● **Required action**:
When the word "this" shows up in a line of the records below, copy that line.

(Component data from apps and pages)
◇ ◇ ◇ ◇
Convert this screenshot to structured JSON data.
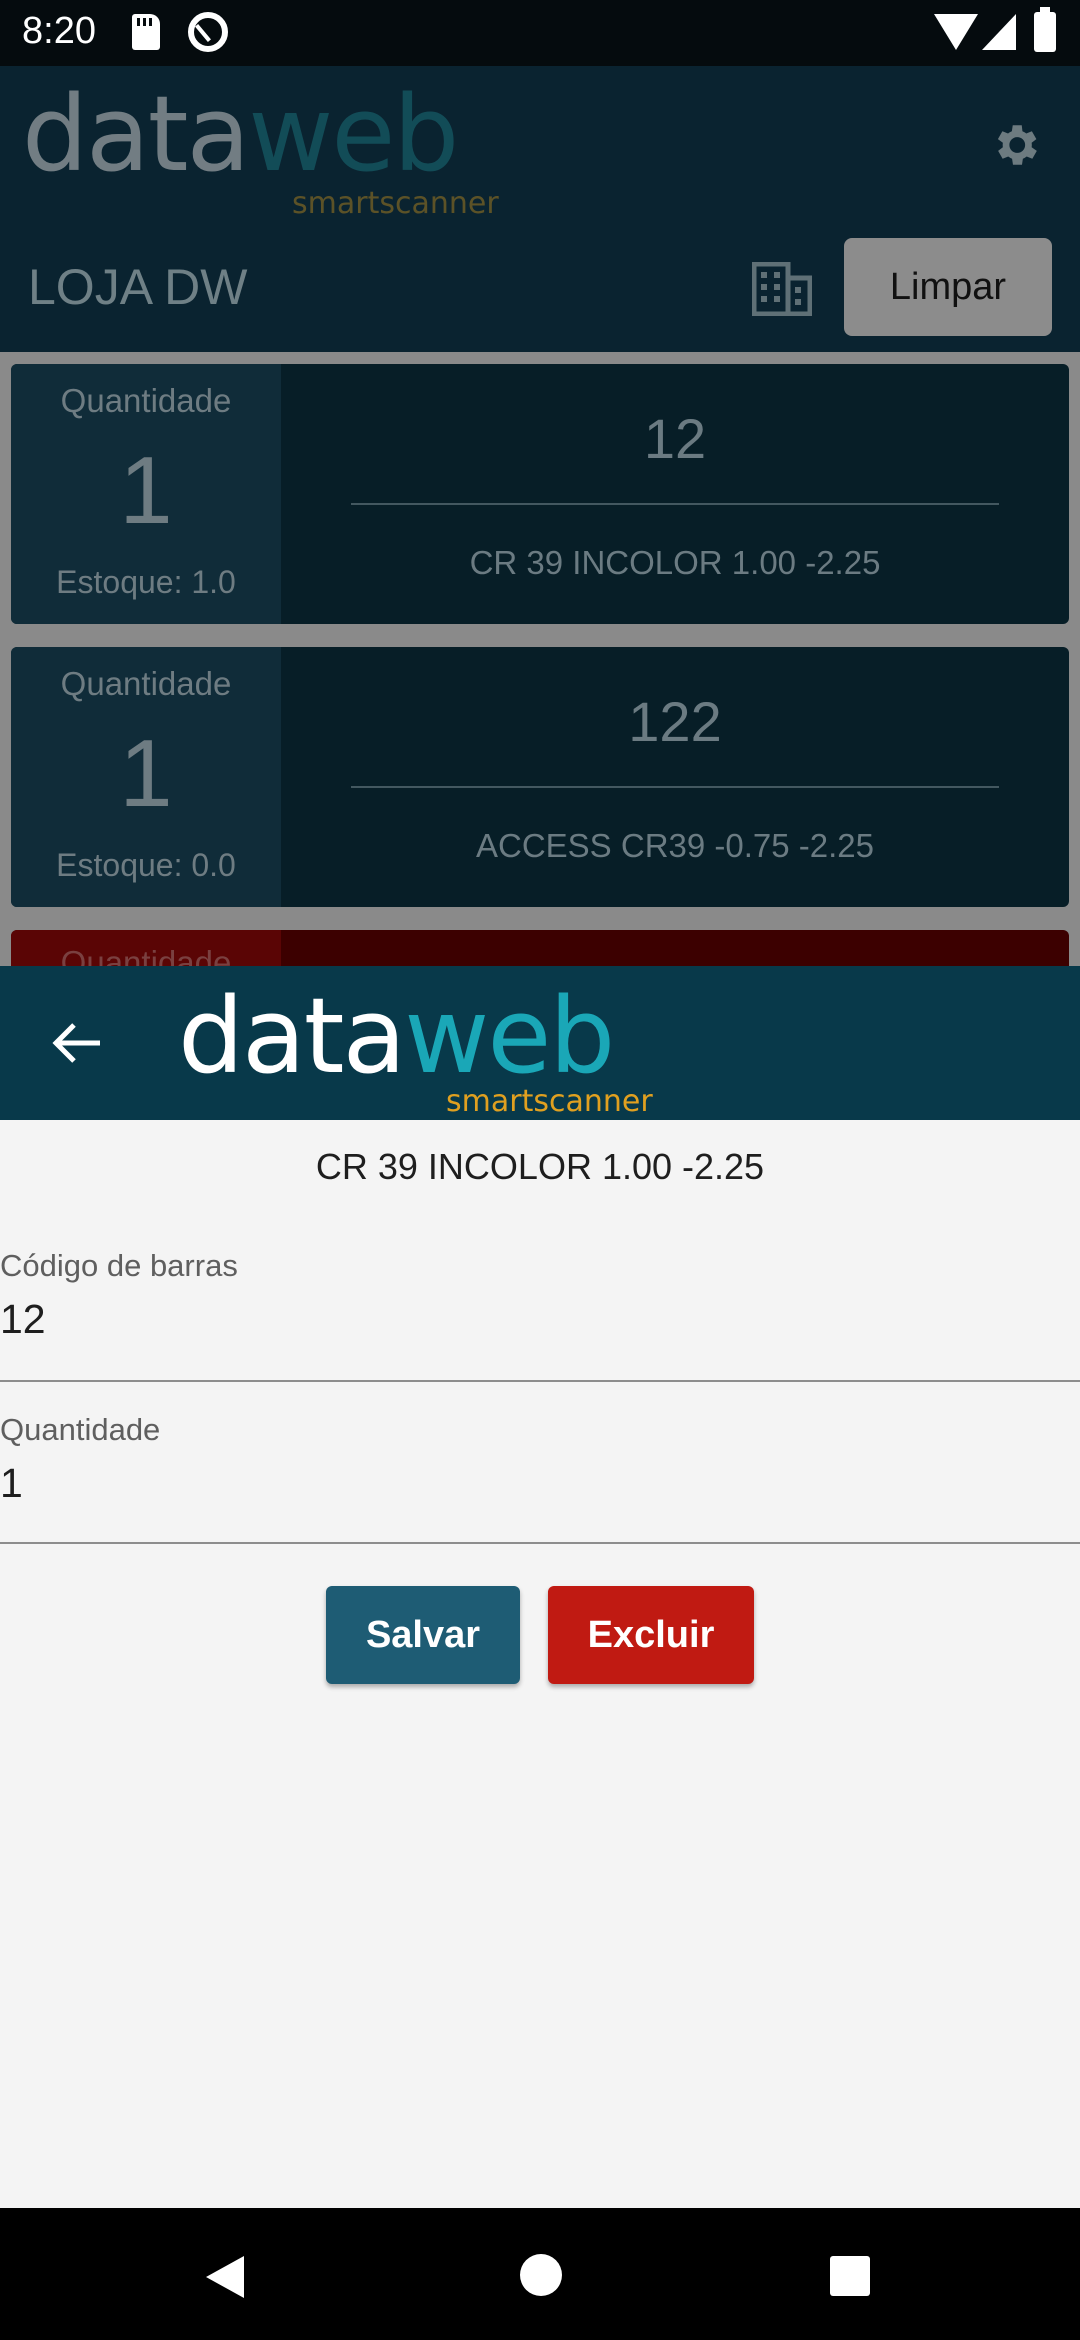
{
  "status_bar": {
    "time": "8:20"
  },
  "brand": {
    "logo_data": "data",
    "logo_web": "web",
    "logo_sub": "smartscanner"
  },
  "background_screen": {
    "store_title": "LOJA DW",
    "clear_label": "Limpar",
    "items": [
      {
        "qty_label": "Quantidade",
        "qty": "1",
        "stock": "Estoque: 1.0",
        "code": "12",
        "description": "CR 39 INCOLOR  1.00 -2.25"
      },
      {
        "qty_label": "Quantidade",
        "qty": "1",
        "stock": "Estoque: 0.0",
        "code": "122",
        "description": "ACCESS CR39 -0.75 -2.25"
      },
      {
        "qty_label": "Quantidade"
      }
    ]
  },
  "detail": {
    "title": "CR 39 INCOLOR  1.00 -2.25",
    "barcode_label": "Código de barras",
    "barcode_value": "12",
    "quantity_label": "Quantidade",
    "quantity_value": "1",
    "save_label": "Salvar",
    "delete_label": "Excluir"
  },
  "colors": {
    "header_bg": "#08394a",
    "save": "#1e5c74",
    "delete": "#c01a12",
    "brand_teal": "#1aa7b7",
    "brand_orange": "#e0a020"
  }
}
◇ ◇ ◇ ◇
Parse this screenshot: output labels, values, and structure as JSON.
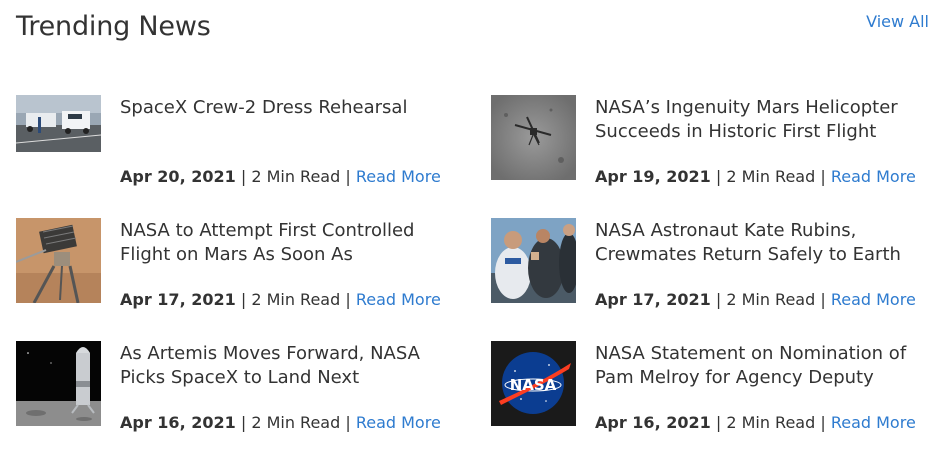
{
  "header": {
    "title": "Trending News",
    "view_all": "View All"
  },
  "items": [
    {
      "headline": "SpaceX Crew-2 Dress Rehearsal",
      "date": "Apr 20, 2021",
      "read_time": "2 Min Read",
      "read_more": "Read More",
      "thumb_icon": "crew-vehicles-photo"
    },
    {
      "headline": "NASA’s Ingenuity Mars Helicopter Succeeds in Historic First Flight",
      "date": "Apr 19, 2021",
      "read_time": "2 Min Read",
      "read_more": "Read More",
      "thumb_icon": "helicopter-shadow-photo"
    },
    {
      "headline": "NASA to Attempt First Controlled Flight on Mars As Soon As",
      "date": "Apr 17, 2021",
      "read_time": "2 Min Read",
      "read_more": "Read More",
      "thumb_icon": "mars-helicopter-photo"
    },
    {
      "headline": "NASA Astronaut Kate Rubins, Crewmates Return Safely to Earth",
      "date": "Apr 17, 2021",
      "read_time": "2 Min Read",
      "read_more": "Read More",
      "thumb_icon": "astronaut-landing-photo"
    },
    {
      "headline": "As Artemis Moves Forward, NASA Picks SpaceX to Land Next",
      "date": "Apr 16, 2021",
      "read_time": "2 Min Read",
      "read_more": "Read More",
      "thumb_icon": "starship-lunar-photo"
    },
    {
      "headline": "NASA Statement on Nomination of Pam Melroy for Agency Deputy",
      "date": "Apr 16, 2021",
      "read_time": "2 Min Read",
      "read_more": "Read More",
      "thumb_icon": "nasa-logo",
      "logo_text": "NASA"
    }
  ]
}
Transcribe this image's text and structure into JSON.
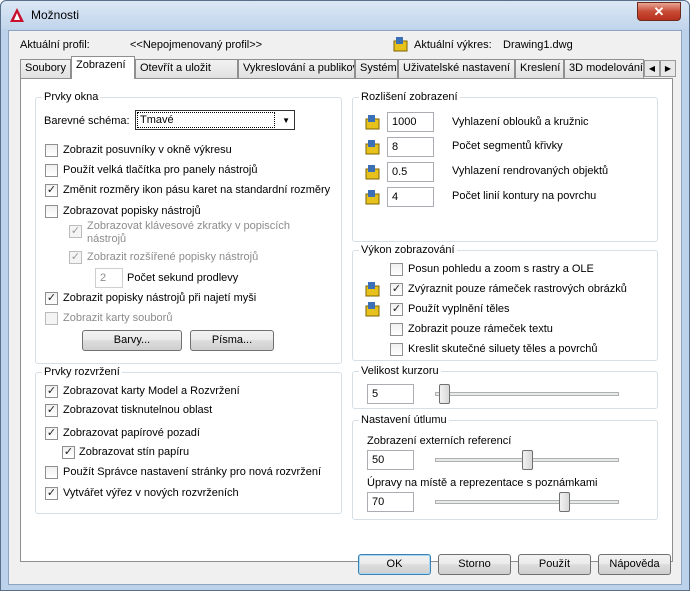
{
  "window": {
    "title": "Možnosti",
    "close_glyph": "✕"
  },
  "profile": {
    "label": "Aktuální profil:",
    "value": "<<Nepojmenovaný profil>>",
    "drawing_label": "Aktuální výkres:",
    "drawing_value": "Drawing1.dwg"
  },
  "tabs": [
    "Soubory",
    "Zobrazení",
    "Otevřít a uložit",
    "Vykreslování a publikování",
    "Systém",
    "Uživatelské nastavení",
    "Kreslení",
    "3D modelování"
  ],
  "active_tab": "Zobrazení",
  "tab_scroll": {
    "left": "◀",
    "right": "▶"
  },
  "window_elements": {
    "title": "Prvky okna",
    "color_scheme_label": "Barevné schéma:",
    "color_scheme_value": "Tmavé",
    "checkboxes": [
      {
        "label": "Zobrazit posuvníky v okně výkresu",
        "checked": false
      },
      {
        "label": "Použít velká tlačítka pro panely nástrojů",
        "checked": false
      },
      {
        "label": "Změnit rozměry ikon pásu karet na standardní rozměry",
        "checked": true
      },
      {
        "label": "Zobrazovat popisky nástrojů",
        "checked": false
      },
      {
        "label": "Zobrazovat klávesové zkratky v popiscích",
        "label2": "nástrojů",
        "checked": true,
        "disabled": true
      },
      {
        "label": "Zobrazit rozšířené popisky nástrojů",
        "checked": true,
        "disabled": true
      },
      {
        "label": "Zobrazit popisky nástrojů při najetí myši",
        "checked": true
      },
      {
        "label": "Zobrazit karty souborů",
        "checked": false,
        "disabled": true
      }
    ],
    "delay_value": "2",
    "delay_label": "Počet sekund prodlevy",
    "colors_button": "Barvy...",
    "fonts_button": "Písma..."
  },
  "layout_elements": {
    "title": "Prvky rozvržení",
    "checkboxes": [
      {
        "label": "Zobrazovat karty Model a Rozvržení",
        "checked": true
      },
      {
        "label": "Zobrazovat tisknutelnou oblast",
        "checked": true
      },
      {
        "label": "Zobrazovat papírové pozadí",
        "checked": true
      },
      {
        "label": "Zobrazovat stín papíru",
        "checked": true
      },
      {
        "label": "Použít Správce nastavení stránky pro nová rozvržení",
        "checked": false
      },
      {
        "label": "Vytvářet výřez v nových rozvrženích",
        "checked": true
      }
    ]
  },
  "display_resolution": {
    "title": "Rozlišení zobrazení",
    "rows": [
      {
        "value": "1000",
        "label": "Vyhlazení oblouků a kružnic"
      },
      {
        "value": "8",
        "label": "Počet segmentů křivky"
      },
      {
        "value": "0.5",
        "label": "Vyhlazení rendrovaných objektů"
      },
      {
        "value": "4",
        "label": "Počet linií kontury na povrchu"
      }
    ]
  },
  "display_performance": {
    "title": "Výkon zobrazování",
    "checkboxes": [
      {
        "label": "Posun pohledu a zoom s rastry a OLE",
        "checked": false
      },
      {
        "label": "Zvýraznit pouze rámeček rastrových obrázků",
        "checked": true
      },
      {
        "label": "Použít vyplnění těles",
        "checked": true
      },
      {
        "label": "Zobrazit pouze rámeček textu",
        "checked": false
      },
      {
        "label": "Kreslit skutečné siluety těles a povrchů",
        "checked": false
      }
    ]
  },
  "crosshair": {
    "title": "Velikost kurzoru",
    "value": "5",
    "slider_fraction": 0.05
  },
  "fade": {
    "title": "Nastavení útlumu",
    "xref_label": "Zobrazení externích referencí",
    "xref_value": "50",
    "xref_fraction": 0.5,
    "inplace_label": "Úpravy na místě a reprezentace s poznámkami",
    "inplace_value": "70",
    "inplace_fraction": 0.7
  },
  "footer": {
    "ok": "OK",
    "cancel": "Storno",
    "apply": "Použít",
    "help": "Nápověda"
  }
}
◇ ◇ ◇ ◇
● **Answer space**:
Convert this screenshot to structured JSON data.
Parse this screenshot: output labels, values, and structure as JSON.
Transcribe this image's text and structure into JSON.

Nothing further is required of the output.